The relation of localized myocardial warming to changes in cardiac surface electrograms in dogs.
We studied the relationship of the size and severity of alteration of recovery properties in localized areas to changes in cardiac surface electrograms in experiments on six open-chest dogs. Alterations in recovery properties were induced thermally because size and severity of the affected area could be controlled on the basis of physical principles which were modeled. We recorded unipolar electrograms from 75 cardiac surface sites simultaneously during stimulation of atria and pulmonary conus in control periods and in the presence of warmed areas of varying sizes and intensities. Size of the areas was controlled by the diameter of an aperture through which a light source was directed. Intensity was controlled by the light source excitation voltage. Myocardial temperature was monitored with a thermistor. The QRS, STT, and QRST deflection areas were determined by computer processing and displayed as isoarea maps. Difference maps also were determined by subtracting control QRST isoarea maps from those obtained in the presence of warmed areas. QRST area difference maps were related closely to the size and severity of the thermally induced changes in recovery properties. With areas of the same size and increasing myocardial temperatures, the magnitude of the change in QRST area increased, and the gradient of contour lines between the affected and unaffected areas increased.
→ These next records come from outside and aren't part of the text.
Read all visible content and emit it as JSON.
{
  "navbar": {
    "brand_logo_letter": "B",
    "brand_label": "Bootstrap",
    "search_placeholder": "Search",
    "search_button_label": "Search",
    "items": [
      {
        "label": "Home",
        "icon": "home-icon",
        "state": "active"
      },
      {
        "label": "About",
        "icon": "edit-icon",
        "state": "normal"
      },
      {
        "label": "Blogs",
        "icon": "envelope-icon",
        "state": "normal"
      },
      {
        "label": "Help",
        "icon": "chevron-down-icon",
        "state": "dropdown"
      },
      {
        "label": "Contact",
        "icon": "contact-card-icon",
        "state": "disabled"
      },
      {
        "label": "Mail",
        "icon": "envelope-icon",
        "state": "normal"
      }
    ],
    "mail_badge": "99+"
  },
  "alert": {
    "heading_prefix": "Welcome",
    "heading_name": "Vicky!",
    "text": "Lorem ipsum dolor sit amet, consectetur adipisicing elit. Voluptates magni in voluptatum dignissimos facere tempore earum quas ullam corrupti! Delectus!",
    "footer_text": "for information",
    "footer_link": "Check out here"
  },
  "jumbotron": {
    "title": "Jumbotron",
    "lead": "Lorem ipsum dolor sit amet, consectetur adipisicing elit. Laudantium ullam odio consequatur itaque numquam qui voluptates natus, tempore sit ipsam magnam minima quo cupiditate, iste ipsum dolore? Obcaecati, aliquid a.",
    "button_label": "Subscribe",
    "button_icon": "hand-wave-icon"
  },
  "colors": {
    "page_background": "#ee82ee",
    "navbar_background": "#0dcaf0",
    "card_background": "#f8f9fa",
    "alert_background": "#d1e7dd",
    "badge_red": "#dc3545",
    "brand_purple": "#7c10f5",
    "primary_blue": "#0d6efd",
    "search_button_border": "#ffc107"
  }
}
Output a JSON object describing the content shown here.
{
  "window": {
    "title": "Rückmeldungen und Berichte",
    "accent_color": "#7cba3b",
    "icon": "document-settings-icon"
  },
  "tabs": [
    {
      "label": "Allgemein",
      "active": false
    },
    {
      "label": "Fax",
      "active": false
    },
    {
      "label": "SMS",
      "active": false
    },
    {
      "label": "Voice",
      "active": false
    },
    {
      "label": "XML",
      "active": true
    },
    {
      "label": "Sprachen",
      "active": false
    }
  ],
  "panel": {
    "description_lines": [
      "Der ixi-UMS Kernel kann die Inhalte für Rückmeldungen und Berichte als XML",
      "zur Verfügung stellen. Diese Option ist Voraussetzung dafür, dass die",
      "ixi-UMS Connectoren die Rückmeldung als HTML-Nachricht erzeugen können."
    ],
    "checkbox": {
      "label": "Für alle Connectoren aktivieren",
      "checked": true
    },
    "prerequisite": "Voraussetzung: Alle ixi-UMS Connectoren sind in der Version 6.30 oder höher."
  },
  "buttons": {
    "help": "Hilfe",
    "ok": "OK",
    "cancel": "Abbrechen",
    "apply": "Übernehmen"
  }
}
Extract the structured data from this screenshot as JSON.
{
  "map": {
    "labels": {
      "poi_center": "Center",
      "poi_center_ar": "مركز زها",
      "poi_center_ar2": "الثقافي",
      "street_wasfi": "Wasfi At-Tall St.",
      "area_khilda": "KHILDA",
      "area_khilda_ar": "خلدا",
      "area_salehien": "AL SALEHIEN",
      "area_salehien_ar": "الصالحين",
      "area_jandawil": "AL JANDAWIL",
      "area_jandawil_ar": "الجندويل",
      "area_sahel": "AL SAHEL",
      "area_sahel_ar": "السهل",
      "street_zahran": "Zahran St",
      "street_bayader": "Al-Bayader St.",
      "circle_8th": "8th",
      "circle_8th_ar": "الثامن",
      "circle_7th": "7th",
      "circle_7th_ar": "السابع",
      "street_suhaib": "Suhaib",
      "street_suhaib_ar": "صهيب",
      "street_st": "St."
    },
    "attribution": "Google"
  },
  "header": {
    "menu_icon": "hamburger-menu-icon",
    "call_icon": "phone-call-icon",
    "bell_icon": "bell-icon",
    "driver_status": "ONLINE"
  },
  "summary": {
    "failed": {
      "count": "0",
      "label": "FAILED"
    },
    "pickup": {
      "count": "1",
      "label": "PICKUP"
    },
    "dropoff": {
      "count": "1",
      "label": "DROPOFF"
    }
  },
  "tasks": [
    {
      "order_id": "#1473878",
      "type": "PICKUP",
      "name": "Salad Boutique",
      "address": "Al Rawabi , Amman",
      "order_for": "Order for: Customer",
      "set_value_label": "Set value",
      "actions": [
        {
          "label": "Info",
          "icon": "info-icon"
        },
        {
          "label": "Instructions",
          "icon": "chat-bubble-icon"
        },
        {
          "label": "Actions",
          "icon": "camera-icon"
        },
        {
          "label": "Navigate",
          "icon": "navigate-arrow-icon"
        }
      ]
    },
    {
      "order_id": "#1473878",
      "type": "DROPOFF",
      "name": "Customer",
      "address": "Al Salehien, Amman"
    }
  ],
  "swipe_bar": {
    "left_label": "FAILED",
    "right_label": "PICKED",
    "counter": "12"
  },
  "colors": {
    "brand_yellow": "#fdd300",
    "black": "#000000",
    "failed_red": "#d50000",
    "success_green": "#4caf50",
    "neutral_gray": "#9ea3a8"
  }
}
When myocardial temperature at the center of the warmed area was kept constant and the size of the warmed area was increased, the affected cardiac surface area increased, but the number of isoarea contours remained approximately the same. These findings suggest that the change in QRST isoarea maps may be a useful indicator of lesion size when combined with an index of lesion severity such as the QRST area change in the electrogram with the maximum change. QRST areas during both activation orders were similar, suggesting that the QRST area is independent of changes in activation sequence.
- Copyright © 1978 by American Heart Association